munafuda 棟札
KEY WORD : architecture / general terms
Ridge tag. A narrow, wooden tag or marker, measuring from 30cm to 1m long, upon which pertinent information regarding a building's repairs or reconstruction is written with brush and ink. It is inscribed with dates, the buildings' names, the donors' names, and sometimes prayers, and attached to the ridge pole during a ridge-raising ceremony. Often the top of the marker is pointed. In the case of minor repairs that do not involve the ridge or ridge area, a tag may be placed elsewhere. Less often the date is written directly on a member itself. During dismantling repairs, kaitai shuuri 解体修理, valuable, historical information about a building has been obtained from ridge tags. The oldest, extant munafuda belongs to Chuusonji 中尊寺, Iwate prefecture and is dated 1222 inscribed but the other information is illegible. The ridge tag at Taimadera *Hondou 当麻寺本堂 (1161), and the ridge tag at Toudaiji *Hokkedou 東大寺法華堂 (1199). To determine the size of a ridge tag the long side of the carpenter's square *kanejaku 曲尺 was used. It is called monjaku 門尺. However, when this method began is unknown.

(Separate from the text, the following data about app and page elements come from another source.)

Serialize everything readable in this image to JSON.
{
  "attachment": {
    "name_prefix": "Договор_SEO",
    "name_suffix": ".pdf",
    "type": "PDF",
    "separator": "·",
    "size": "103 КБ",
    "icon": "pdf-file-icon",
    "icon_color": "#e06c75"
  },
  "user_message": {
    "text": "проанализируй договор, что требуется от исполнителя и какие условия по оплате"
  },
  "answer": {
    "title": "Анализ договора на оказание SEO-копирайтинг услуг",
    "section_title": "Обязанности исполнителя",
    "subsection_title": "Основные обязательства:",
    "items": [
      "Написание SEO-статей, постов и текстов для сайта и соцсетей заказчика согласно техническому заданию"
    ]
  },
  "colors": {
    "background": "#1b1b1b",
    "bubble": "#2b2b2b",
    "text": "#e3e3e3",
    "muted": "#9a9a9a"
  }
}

(C)2001 Japanese Architecture and Art Net Users System. No reproduction or republication without written permission.